Key takeaways from the Build Day One keynote

Today in San Francisco Microsoft opened the 2014 version of its Build developer’s conference with a three hour keynote featuring Cortana, Universal Windows Apps, appearances by Stephen Elop and Satya Nadella, and a few surprise announcements, including Windows for the low low price of free to OEMs of phones and less than 9″ devices and the inclusion of Xbox One in an upcoming revision of Microsoft’s new write once, tune for multiple devices strategy. In what received possibly the largest cheer of the day, attendees received a quick look at the return of the Start Menu to Windows 8.1+, complete with live tiles:

Along the way, Joe Belfiore, Terry Myerson, Elop, and David Treadwell demoed Windows 8.1 Update, Windows Phone 8.1, updates to Visual Studio 2013 to make writing Universal Windows Apps easier. Kirk Koenigsbaeur presented another in what’s become a long line of sneak peeks at Office as a “Modern app” (which by the way seems to be the current preferred name for Windows RT Metro Modern apps), but with no further information on when they’ll finally be released. Microsoft also announced what has become a highly anticipated feature of the conference, the giveaway this time of an Xbox One and a $500 Microsoft gift card to Build attendees. The company also announced that it will be open sourcing WinJS, Microsoft’s additive JavaScript library, and with Elop on stage, showed off three new Nokia Lumia phones: the 930, and the 630 and 635.

Microsoft showed signs of a new attitude with the announcements, embracing open source, acknowledging its need to embrace a “challenger mindset”, and doubling down on services with the introduction of Cortana, but shored up its reliance on Bing, Office, Xbox and Windows Phone as core parts of its strategy moving forward. If it wasn’t apparent before, the new guard was out in full force, too, with Myerson, Belfiore, and Elop taking up the lion’s share of the keynote, and David Treadwell, having come back in from the cold in what some have guessed was a self-imposed exile to Xbox, back up on center stage.

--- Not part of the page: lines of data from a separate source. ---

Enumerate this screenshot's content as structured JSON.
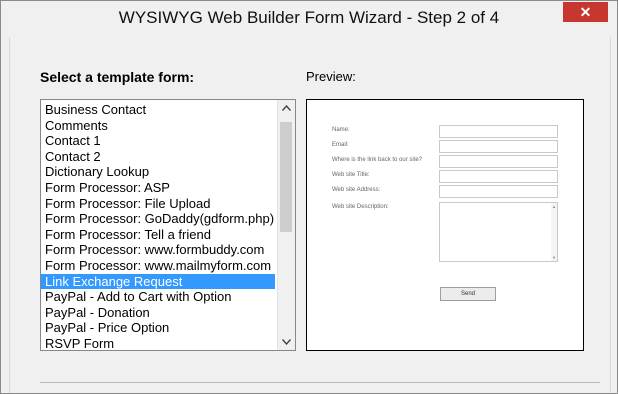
{
  "window": {
    "title": "WYSIWYG Web Builder Form Wizard - Step 2 of 4",
    "close_label": "✕"
  },
  "templates": {
    "heading": "Select a template form:",
    "items": [
      "Business Contact",
      "Comments",
      "Contact 1",
      "Contact 2",
      "Dictionary Lookup",
      "Form Processor: ASP",
      "Form Processor: File Upload",
      "Form Processor: GoDaddy(gdform.php)",
      "Form Processor: Tell a friend",
      "Form Processor: www.formbuddy.com",
      "Form Processor: www.mailmyform.com",
      "Link Exchange Request",
      "PayPal - Add to Cart with Option",
      "PayPal - Donation",
      "PayPal - Price Option",
      "RSVP Form"
    ],
    "selected_index": 11,
    "scroll_up_icon": "chevron-up-icon",
    "scroll_down_icon": "chevron-down-icon"
  },
  "preview": {
    "label": "Preview:",
    "fields": [
      "Name:",
      "Email:",
      "Where is the link back to our site?",
      "Web site Title:",
      "Web site Address:",
      "Web site Description:"
    ],
    "send_label": "Send"
  },
  "colors": {
    "selection": "#3399ff",
    "close_button": "#c7372f"
  }
}
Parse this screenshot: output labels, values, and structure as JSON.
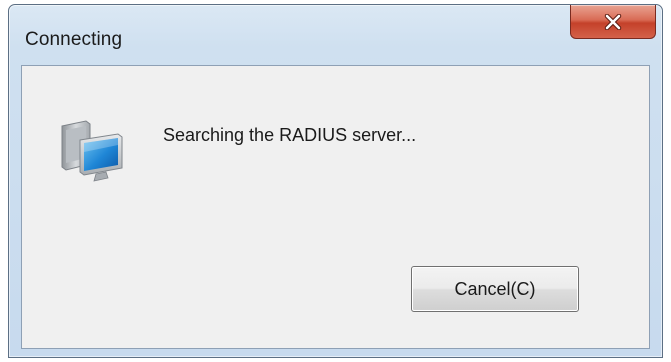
{
  "window": {
    "title": "Connecting",
    "close_icon": "close-x-icon"
  },
  "dialog": {
    "icon": "computer-monitor-icon",
    "message": "Searching the RADIUS server...",
    "cancel_label": "Cancel(C)"
  },
  "colors": {
    "close_button": "#c74a33",
    "frame": "#c7daee",
    "client_background": "#f0f0f0"
  }
}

Cortana, for all its “me too” comparisons to Apple’s Siri and Google’s Google Now, seems at first glance to be a thoughtful advancement on the digital personal assistant. Microsoft has included a “notebook” feature that allows you to add or delete interests that Cortana can track for you, and you’re able to opt in to having Cortana monitor your email (and that’s any email you bring down to your phone except for, because of some contractual snafus, Yahoo Mail) to capture relevant information such as upcoming trips etc. Third parties will be able to write to Cortana, and there isn’t any lockdown to using only Microsoft services, as much as that might be just exactly what the Microsoft of old would have done.

There wasn’t any big reveal of Windows 9, or a release for “Modern” Office, but Microsoft put on a good show, offered up a couple of surprises, and flaunted a “new guard” of Microsoft executives that seem to be bringing some much needed fresh enthusiasm to a company that’s been bypassed in recent years. Tomorrow will bring more about Microsoft’s cloud and enterprise offerings, featuring newly promoted Executive Vice President Scott Guthrie. Stay tuned!